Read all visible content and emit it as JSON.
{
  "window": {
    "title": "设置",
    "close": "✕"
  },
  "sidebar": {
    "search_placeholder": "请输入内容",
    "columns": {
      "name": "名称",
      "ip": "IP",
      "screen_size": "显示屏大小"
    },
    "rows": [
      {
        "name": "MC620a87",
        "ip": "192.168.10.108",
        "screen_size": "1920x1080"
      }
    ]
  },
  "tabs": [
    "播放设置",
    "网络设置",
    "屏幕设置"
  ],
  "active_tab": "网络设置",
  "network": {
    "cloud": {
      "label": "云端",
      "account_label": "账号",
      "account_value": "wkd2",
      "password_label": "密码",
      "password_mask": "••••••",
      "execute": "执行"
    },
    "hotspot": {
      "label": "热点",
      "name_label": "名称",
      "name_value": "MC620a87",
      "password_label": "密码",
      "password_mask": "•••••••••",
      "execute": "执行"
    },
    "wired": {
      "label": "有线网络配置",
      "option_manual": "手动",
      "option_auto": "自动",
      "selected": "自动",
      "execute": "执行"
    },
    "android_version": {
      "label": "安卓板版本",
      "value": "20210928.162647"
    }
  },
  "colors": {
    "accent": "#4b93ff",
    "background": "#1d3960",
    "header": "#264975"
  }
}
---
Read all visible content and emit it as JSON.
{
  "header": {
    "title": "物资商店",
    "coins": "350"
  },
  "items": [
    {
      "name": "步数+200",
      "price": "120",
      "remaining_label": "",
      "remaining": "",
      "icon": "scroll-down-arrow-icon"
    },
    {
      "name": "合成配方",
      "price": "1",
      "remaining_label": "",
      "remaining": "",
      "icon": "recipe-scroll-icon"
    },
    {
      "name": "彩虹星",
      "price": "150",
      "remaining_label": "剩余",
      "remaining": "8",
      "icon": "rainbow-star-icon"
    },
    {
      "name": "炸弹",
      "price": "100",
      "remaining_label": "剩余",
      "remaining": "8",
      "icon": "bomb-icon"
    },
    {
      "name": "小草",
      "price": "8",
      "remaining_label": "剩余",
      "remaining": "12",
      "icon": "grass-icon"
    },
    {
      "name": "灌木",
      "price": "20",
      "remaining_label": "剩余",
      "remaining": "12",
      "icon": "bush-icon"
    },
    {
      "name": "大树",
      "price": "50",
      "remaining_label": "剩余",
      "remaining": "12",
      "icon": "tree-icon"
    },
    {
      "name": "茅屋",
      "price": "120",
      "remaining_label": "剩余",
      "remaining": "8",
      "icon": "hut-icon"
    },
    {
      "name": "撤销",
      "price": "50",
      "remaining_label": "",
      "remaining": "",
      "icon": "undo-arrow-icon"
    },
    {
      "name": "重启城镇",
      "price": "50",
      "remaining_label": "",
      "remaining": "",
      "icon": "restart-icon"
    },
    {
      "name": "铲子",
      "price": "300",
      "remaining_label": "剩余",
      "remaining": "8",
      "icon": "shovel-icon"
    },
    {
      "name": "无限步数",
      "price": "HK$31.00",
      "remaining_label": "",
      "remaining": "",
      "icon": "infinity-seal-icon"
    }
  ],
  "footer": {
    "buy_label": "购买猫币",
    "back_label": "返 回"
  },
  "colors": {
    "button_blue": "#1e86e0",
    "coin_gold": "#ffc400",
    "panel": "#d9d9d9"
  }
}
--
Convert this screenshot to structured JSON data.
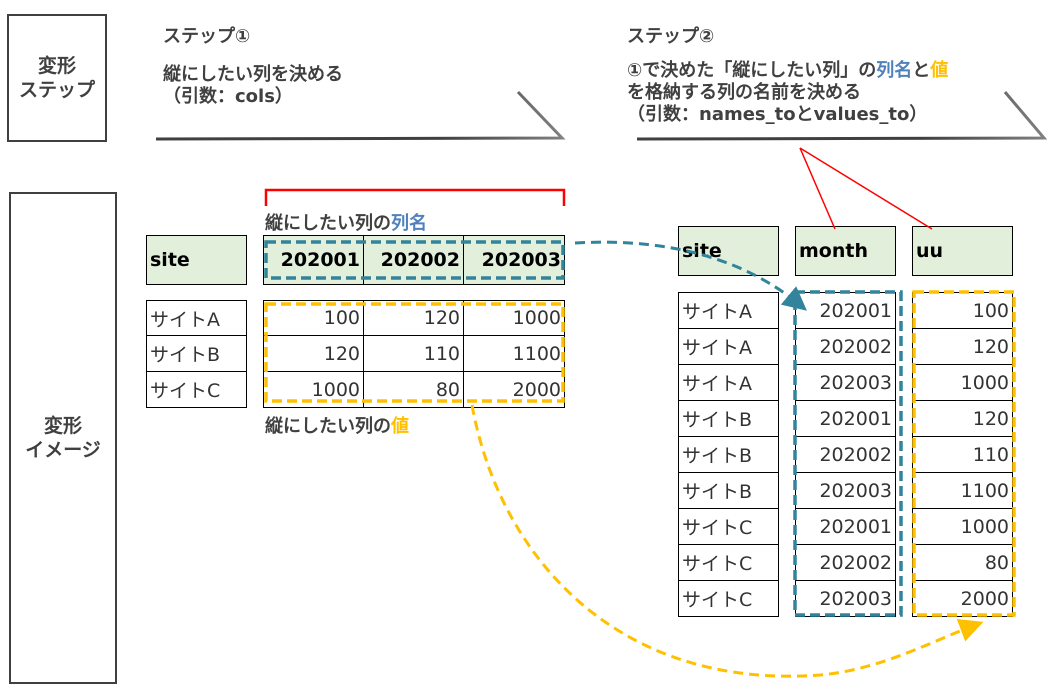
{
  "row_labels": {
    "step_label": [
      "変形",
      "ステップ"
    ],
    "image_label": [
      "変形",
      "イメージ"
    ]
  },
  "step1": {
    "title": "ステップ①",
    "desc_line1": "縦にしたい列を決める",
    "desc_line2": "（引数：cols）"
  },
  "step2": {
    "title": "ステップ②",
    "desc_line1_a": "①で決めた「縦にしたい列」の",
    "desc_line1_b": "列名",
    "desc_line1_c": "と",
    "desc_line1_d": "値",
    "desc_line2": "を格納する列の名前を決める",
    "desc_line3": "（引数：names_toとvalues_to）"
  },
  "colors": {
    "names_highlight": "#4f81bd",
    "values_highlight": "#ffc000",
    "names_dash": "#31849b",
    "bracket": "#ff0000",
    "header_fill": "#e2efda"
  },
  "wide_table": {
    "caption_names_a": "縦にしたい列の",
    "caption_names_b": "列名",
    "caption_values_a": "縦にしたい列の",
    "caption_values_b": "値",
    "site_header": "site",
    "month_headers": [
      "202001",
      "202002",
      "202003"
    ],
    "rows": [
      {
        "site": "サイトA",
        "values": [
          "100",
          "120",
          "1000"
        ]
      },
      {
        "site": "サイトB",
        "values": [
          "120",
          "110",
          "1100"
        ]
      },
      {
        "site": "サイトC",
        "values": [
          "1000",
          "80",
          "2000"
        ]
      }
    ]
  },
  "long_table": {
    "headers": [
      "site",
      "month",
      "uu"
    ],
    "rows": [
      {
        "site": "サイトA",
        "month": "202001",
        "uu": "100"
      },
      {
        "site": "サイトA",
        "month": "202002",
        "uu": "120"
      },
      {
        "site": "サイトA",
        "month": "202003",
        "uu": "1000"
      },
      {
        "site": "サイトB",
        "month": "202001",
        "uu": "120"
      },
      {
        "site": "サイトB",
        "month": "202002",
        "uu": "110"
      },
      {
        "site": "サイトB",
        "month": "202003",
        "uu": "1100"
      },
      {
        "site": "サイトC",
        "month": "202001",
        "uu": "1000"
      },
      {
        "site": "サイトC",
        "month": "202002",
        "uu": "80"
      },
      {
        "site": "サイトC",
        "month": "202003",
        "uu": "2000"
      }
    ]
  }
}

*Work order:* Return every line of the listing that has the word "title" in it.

*Task result:*
    "title": "设置",
    "title": "物资商店",
    "title": "ステップ①",
    "title": "ステップ②",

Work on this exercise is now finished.